Reacting to Paris backout, Paxson reaffirms University’s climate goals

12 universities sign statement aligning sustainability commitments with Paris climate accord

Monday, June 12, 2017

Following President Trump’s decision to pull the United States from the Paris climate agreement, President Christina Paxson P’19 signed a joint statement with 12 peer institutions reaffirming the University’s commitment to climate action Jun. 5.

Investment in climate change research will remain a key aspect of the University’s commitment, Paxson wrote in a community-wide email announcing the University’s signing.

“Higher education has a very distinctive role in that it is not only about what we can do on our own campuses in terms of sustainability,” said Cass Cliatt, vice president of communications, pointing to the University’s power to advance knowledge that will inform and influence policy decisions.

In line with the Paris accord’s goal to reduce carbon emissions, the University has reduced its greenhouse gas emissions by 23 percent from 2007 levels, part of a goal to reduce emissions 42 percent by 2020, Paxson wrote.
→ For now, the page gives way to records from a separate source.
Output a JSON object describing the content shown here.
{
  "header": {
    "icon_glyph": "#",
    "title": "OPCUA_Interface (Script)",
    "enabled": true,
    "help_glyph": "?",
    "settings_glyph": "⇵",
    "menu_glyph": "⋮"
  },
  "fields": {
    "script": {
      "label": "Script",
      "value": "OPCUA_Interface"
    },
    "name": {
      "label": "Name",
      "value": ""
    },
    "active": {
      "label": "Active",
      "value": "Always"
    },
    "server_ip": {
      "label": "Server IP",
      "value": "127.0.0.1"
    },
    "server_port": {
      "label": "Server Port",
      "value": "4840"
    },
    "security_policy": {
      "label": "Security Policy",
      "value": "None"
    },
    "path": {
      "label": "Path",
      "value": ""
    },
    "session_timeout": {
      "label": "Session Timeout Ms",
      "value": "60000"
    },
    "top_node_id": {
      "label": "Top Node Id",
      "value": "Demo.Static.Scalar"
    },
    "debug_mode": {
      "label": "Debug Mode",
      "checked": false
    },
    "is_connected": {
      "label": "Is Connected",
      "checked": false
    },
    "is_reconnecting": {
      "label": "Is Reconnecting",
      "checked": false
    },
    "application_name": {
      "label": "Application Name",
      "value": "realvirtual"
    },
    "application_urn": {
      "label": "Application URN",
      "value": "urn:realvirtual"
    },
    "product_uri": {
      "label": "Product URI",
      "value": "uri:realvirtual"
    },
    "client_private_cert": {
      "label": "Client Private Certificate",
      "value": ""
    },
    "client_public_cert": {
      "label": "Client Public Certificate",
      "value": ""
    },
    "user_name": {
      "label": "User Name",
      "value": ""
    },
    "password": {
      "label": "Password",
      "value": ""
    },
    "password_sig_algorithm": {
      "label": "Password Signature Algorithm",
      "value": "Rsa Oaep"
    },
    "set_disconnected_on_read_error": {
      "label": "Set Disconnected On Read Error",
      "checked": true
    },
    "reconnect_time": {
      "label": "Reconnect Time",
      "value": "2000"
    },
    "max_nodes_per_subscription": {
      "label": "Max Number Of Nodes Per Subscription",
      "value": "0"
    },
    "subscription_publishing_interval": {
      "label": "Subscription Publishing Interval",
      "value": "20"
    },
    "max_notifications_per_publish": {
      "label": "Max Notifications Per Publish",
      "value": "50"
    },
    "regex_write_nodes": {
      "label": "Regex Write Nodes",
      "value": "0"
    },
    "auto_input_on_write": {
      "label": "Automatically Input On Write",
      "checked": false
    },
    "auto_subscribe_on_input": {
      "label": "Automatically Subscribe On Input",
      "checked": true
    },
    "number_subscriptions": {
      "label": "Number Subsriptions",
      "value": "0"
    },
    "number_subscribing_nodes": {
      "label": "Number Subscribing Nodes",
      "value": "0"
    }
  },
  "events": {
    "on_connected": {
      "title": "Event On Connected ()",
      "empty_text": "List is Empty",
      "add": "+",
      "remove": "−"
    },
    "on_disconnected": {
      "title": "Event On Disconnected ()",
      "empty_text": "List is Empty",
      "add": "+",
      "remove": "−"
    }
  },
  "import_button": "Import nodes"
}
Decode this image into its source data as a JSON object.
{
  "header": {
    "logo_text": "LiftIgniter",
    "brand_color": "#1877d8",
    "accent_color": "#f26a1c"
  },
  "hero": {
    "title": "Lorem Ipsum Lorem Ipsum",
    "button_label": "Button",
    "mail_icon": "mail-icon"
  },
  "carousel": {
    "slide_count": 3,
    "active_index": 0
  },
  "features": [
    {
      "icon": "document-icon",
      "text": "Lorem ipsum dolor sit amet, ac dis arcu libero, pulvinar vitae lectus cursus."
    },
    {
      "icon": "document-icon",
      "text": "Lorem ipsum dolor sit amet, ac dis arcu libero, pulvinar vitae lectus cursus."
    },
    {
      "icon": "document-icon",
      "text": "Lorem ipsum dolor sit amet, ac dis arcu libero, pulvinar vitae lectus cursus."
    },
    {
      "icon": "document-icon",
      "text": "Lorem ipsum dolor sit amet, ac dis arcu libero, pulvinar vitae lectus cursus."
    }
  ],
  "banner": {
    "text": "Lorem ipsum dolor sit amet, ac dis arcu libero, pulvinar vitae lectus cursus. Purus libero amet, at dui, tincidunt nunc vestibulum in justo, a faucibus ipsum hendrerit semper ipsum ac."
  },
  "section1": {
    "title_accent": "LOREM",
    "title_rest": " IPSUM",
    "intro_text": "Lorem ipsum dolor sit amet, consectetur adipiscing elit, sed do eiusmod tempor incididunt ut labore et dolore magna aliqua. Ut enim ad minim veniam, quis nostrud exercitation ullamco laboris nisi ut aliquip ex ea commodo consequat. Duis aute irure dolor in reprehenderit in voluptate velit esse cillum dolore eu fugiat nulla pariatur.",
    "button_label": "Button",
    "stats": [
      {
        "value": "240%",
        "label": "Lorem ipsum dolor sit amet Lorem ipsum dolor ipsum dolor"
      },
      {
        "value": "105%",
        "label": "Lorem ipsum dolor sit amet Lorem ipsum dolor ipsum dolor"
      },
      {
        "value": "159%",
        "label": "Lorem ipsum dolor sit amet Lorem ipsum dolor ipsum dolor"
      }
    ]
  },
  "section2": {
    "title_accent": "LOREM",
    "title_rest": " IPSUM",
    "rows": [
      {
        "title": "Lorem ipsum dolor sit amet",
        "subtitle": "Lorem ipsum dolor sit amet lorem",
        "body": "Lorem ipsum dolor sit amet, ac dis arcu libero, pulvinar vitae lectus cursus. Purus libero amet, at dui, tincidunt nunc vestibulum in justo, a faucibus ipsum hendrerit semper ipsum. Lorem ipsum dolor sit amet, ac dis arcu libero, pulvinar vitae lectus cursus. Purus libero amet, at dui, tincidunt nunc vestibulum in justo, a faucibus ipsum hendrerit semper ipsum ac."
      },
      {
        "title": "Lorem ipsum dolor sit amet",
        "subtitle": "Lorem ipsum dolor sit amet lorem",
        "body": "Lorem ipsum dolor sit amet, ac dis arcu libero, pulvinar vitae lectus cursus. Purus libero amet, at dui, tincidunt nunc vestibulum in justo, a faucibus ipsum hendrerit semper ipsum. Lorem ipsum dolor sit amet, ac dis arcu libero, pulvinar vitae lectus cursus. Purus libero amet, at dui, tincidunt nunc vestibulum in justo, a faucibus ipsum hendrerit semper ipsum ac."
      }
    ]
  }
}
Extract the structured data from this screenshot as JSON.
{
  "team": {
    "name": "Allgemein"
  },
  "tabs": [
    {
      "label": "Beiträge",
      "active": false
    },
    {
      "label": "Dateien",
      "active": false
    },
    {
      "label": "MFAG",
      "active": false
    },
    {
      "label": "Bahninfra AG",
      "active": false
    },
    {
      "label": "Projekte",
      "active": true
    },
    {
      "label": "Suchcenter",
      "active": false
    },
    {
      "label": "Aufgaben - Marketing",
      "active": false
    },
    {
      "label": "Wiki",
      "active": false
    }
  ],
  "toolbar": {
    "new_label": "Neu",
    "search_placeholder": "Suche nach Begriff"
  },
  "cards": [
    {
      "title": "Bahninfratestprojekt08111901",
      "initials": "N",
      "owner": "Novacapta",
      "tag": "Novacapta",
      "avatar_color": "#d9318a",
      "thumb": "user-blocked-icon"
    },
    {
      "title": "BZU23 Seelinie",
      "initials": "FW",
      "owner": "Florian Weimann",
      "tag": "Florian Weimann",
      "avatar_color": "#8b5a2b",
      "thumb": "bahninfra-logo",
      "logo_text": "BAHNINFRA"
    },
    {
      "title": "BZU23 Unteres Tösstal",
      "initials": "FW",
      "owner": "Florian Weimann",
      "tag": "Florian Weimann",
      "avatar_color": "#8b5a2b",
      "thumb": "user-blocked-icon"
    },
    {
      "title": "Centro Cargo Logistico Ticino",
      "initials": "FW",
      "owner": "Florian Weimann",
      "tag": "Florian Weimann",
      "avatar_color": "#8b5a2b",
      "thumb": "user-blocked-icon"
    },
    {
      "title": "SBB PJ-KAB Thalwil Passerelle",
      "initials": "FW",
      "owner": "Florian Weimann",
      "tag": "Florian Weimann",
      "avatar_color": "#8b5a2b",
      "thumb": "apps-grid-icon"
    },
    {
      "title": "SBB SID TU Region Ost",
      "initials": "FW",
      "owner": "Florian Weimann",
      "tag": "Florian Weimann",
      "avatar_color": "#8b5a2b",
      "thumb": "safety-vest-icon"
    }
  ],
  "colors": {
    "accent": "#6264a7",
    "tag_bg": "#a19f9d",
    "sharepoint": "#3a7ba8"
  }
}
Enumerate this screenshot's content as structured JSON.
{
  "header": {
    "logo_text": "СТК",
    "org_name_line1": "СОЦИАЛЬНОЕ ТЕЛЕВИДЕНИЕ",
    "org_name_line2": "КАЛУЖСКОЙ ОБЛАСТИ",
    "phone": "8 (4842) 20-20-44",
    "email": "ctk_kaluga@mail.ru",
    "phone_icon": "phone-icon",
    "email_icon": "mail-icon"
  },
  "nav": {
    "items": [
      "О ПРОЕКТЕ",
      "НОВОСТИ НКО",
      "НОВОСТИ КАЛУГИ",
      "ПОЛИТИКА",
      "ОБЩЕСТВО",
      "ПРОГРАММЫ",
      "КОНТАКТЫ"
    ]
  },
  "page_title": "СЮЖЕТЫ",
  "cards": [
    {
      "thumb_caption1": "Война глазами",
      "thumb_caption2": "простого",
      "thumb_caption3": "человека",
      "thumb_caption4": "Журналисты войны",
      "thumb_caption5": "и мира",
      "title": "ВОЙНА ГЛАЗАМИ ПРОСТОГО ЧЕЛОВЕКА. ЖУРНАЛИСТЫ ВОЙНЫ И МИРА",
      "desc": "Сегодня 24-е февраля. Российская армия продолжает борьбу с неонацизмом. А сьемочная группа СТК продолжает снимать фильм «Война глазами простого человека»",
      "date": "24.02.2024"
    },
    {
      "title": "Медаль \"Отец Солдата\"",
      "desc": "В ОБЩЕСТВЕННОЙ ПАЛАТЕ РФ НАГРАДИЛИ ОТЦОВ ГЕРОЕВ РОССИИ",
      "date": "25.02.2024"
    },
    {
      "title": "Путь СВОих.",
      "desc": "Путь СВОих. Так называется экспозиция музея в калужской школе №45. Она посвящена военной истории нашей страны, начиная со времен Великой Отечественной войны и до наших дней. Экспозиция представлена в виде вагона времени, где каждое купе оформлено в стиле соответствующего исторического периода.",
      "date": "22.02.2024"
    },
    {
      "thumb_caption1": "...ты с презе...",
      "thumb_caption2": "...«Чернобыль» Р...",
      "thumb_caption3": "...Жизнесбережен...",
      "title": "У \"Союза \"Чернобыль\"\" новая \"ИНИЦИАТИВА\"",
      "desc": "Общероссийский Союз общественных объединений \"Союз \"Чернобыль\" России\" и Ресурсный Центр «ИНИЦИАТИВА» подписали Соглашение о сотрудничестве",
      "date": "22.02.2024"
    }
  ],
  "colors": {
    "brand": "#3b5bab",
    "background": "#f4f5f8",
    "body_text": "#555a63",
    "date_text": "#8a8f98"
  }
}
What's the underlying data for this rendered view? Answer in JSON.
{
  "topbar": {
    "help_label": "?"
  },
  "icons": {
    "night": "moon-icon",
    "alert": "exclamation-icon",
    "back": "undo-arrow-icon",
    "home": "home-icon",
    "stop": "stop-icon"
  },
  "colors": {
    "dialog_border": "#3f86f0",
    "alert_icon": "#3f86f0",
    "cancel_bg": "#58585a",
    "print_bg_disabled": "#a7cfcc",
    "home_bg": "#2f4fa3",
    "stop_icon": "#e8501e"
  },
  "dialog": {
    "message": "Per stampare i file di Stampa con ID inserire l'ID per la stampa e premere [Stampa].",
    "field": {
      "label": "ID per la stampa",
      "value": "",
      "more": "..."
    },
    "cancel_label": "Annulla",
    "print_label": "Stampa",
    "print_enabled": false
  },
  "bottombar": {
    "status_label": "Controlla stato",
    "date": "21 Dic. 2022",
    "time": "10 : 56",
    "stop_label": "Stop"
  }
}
Therefore, the University must reduce emissions another 19 percent in less than three years in order to meet its goal, said Emma Bouton ’20, a board member of emPOWER, an environmental organization on campus. .

“We believe absolutely that with investment it is possible to reach the goal,” Cliatt said. “It’s an ambitious goal, and we would not have established it as a goal if we did not think it were possible.”

Changes in the University’s central heating system would assist progress in meeting the 2020 goal, according to the University’s 2016 Ninth Annual Sustainability Progress Report.  

The report suggests that the central heating system should be converted from a high temperature heating loop to a low temperature heating loop, which “requires significant investment whose financing needs to be determined” before the plan can move ahead, according to the report.

A working group to be established in the fall will address how the University’s business and investment practices can support its sustainability efforts, Paxson wrote. Made up of experts on the environment and climate change, staff members from the business, investment and administrative offices and student and alum representatives, the Task Force on Climate Change and Business and Investment Practices will produce an interim report at the end of the fall semester, The Herald previously reported.

Paxson’s statement is not the announcement of a new climate plan, but a reaffirmation of the plan already in place, Cliatt said. “We felt it was important that we not create a misperception that this (commitment) is new at Brown,” she added.

Bouton expressed concern that Paxson’s letter ignored the potential demolition of the Urban Environmental Lab, which she called “a really important environmental space.” The site of the UEL was recently approved for the University’s new performing arts center, a decision met with student backlash, The Herald previously reported.

“There have been ongoing conversations with the community” about the UEL, Cliatt said, adding that the University can maintain its commitments regarding sustainability despite any potential decision regarding the UEL. “A decision regarding the UEL does not diminish our commitment,” she said.

“While this letter is certainly important, there’s a lot more that (Paxson) could be doing. … There are certainly goals in place that the University is working towards. At the same time, they seem kind of insufficient to me,” Bouton said.